Airbnb to ban hosts from using indoor security cameras in rental properties

Airbnb said Monday that it’s banning the use of indoor security cameras in listings on its site around the world by the end of next month.

The San Francisco-based online rental platform said it is seeking to “simplify” its security-camera policy while prioritizing privacy.

“These changes were made in consultation with our guests, hosts and privacy experts, and we’ll continue to seek feedback to help ensure our policies work for our global community,” Juniper Downs, Airbnb’s head of community policy and partnerships, said in a prepared statement.

Airbnb had allowed the use of indoor security cameras in common areas, as long as the locations of the cameras were disclosed on the listings page.

Under the new policy, hosts will still be allowed to use doorbell cameras and noise-decibel monitors, which are only allowed in common spaces, as long as the location and presence of the devices are disclosed.

Airbnb expects the policy update to impact a small number of hosts because the majority of its listings do not report having indoor security cameras.

The policy change will take effect April 30. In its fourth-quarter earnings report last month, Airbnb said its bookings and revenue rose, and the company said demand remains strong.

WATCH | Toronto landlord finds condo listed on Airbnb by someone who wasn’t her tenant: 

Landlord finds condo listed on Airbnb.

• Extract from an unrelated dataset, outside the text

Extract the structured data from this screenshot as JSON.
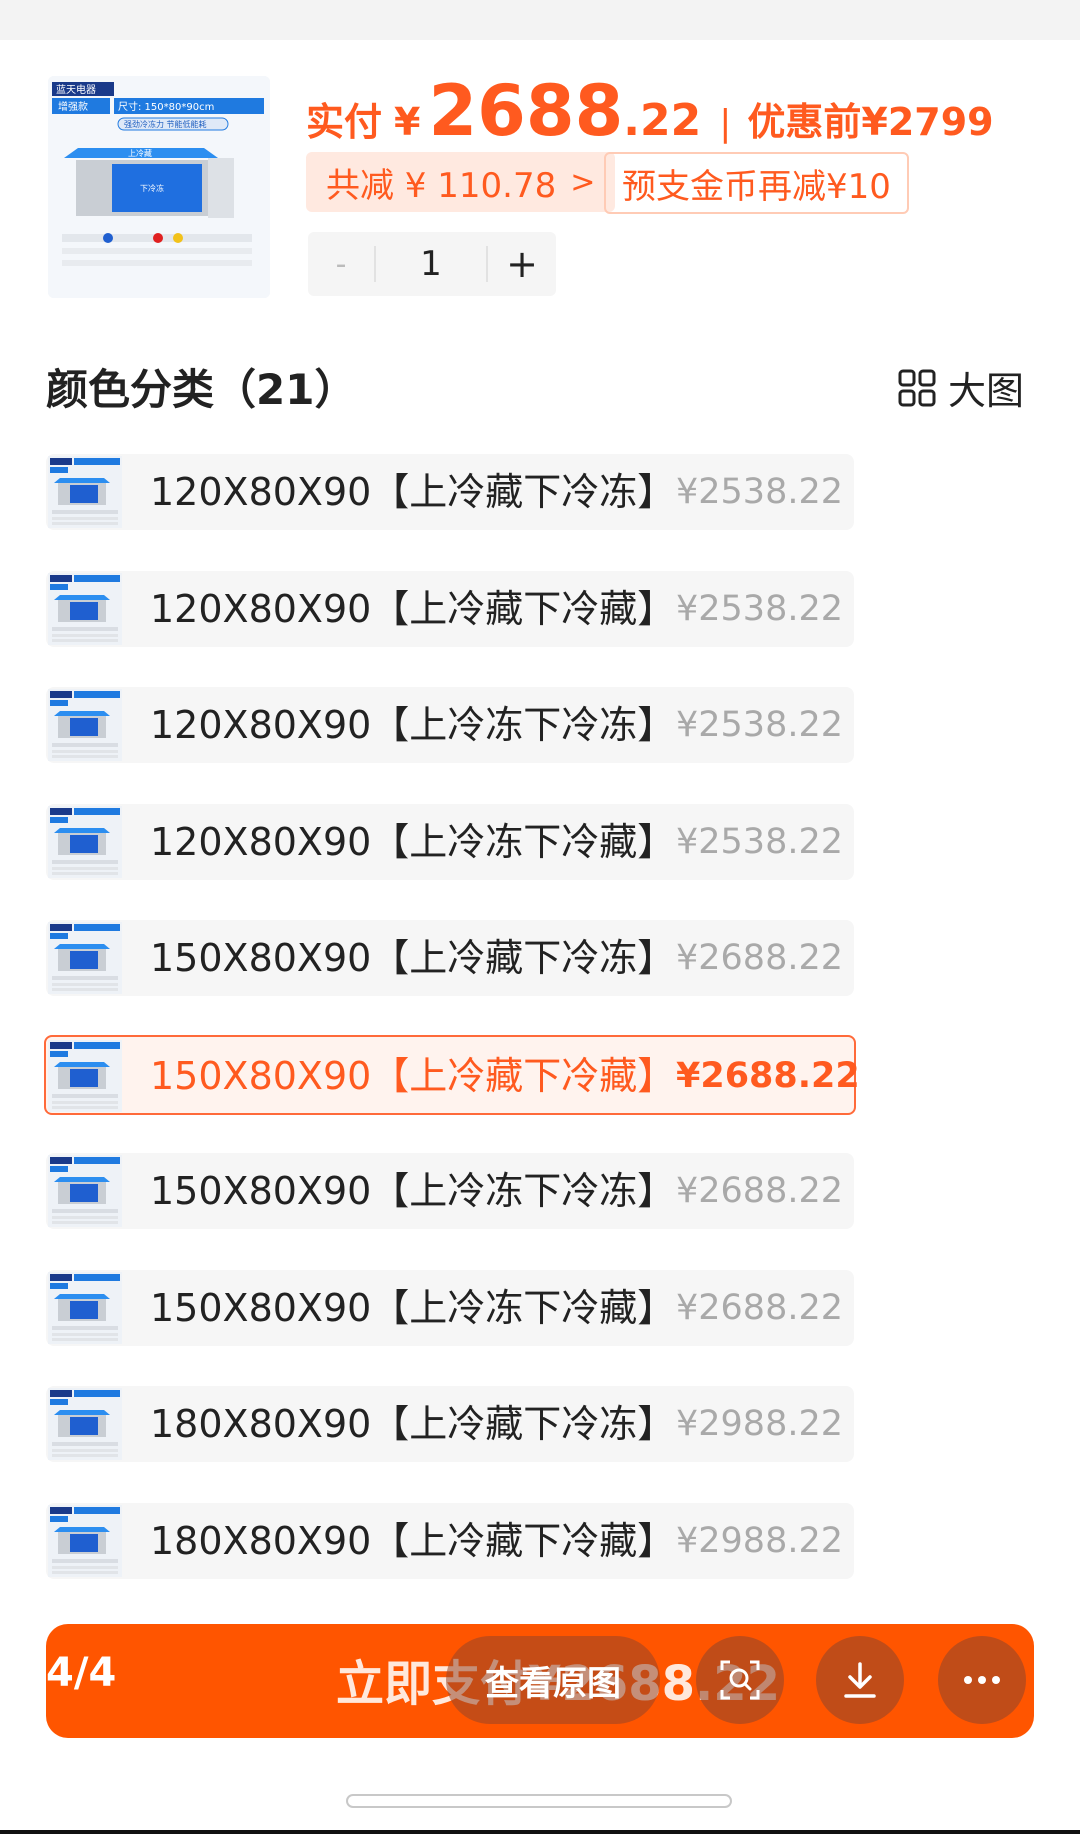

But not by her tenant

A Toronto landlord found her condo listed on Airbnb by someone who wasn’t her tenant. She blames the city’s lax rules around licensing short-term rentals and is calling for changes to regulations.

Privacy over security

Airbnb’s policy update is a good step in the right direction, said Ann Cavoukian, a former Ontario privacy commissioner. 

While she understands property owners wanting to ensure their homes or rental units are secure, she said that doesn’t supersede a guest’s right to privacy.

“Cameras pose hidden risks all the time,” she told CBC News in a phone interview from Scottsdale, Ariz. 

It’s not only a matter of a guest having their Airbnb host listening in on their personal conversations or watching their private activities, she said, but there is also the concern of a third party gaining access to that camera’s feeds and recordings.

A portrait of a woman with glasses gazing into the camera.
Former Ontario privacy commissioner Ann Cavoukian is pleased with Airbnb’s policy change regarding indoor security cameras and is encouraging other vacation rental companies to follow suit if they don’t already have similar rules in place. (Dave MacIntosh/CBC)

“It is amazing how brilliant the hackers are today, and they’re gaining access to video, to audio, to all kinds of information that they’re not supposed to have access to,” she said.

“The risks you take in putting in security cameras or any of these devices are significant because you can’t just assume that those people who put the camera in [are] gonna be the only ones viewing it.” 

If a host has concerns about the security of their property, she said they should interview their potential…

Read More: Airbnb to ban hosts from using indoor security cameras in rental properties

Leave a comment

This website uses cookies to improve your experience. We'll assume you're ok with this, but you can opt-out if you wish. Accept Read More

Get more stuff like this
in your inbox

Subscribe to our mailing list and get interesting stuff and updates to your email inbox.

Thank you for subscribing.

Something went wrong.